Cicero, Institutio Oratoria, Book II, VIII, 3.
For it is a better exercise for the memory to learn the words of others than it is to learn one's own, and those who have practised this far harder task will find no difficulty in committing to memory their own compositions with which they are already familiar.
Further, they will form an intimate acquaintance with the best writings, will carry their models with them and unconsciously reproduce the style of the speech which has been impressed upon the memory. They will have a plentiful and choice vocabulary and a command of artistic structure and a supply of figures which will not have to be hunted for, but will offer themselves spontaneously from the treasure-house, if I may so call it, in which they are stored.
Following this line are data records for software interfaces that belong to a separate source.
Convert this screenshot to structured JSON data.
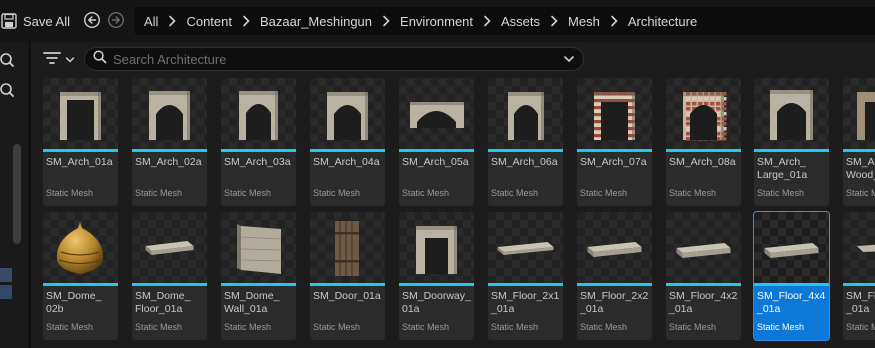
{
  "toolbar": {
    "save_all_label": "Save All",
    "back_icon": "back-arrow-icon",
    "forward_icon": "forward-arrow-icon"
  },
  "breadcrumb": [
    "All",
    "Content",
    "Bazaar_Meshingun",
    "Environment",
    "Assets",
    "Mesh",
    "Architecture"
  ],
  "search": {
    "placeholder": "Search Architecture",
    "value": ""
  },
  "assets": [
    {
      "name": "SM_Arch_01a",
      "type": "Static Mesh",
      "thumb": "arch-a"
    },
    {
      "name": "SM_Arch_02a",
      "type": "Static Mesh",
      "thumb": "arch-b"
    },
    {
      "name": "SM_Arch_03a",
      "type": "Static Mesh",
      "thumb": "arch-c"
    },
    {
      "name": "SM_Arch_04a",
      "type": "Static Mesh",
      "thumb": "arch-d"
    },
    {
      "name": "SM_Arch_05a",
      "type": "Static Mesh",
      "thumb": "arch-bridge"
    },
    {
      "name": "SM_Arch_06a",
      "type": "Static Mesh",
      "thumb": "arch-e"
    },
    {
      "name": "SM_Arch_07a",
      "type": "Static Mesh",
      "thumb": "arch-striped"
    },
    {
      "name": "SM_Arch_08a",
      "type": "Static Mesh",
      "thumb": "arch-brick"
    },
    {
      "name": "SM_Arch_\nLarge_01a",
      "type": "Static Mesh",
      "thumb": "arch-large"
    },
    {
      "name": "SM_A\nWood_",
      "type": "Static Mesh",
      "thumb": "arch-wood"
    },
    {
      "name": "SM_Dome_\n02b",
      "type": "Static Mesh",
      "thumb": "dome"
    },
    {
      "name": "SM_Dome_\nFloor_01a",
      "type": "Static Mesh",
      "thumb": "slab"
    },
    {
      "name": "SM_Dome_\nWall_01a",
      "type": "Static Mesh",
      "thumb": "wall"
    },
    {
      "name": "SM_Door_01a",
      "type": "Static Mesh",
      "thumb": "door"
    },
    {
      "name": "SM_Doorway_\n01a",
      "type": "Static Mesh",
      "thumb": "doorway"
    },
    {
      "name": "SM_Floor_2x1\n_01a",
      "type": "Static Mesh",
      "thumb": "floor-thin"
    },
    {
      "name": "SM_Floor_2x2\n_01a",
      "type": "Static Mesh",
      "thumb": "floor-2x2"
    },
    {
      "name": "SM_Floor_4x2\n_01a",
      "type": "Static Mesh",
      "thumb": "floor-4x2"
    },
    {
      "name": "SM_Floor_4x4\n_01a",
      "type": "Static Mesh",
      "thumb": "floor-4x4",
      "selected": true
    },
    {
      "name": "SM_Fl\n_01a",
      "type": "Static Mesh",
      "thumb": "floor-partial"
    }
  ],
  "colors": {
    "selection": "#0c78d8",
    "asset_type_bar": "#1ec8f0"
  }
}
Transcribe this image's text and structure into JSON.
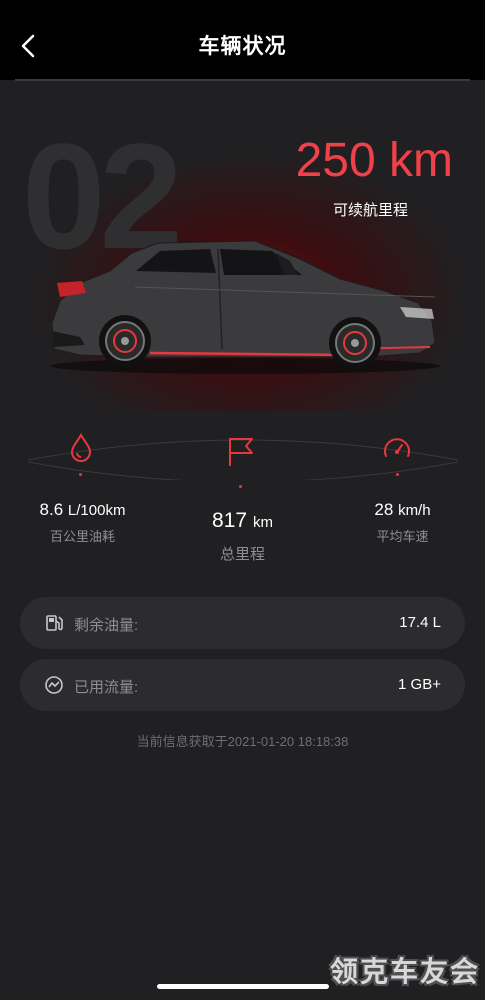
{
  "header": {
    "title": "车辆状况",
    "back_icon": "chevron-left-icon"
  },
  "hero": {
    "model_number": "02",
    "range_value": "250 km",
    "range_label": "可续航里程",
    "accent_color": "#f0404a"
  },
  "stats": {
    "fuel_consumption": {
      "icon": "fuel-drop-icon",
      "value": "8.6",
      "unit": "L/100km",
      "label": "百公里油耗"
    },
    "total_mileage": {
      "icon": "flag-icon",
      "value": "817",
      "unit": "km",
      "label": "总里程"
    },
    "average_speed": {
      "icon": "speedometer-icon",
      "value": "28",
      "unit": "km/h",
      "label": "平均车速"
    }
  },
  "info_rows": [
    {
      "icon": "fuel-pump-icon",
      "label": "剩余油量:",
      "value": "17.4 L"
    },
    {
      "icon": "data-usage-icon",
      "label": "已用流量:",
      "value": "1 GB+"
    }
  ],
  "timestamp": "当前信息获取于2021-01-20 18:18:38",
  "watermark": "领克车友会"
}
In addition, they will be in the agreeable position of being able to quote the happy sayings of the various authors, a power which they will find most useful in the courts. For phrases which have not been coined merely to suit the circumstances of the lawsuit of the moment carry greater weight and often win greater praise than if they were our own.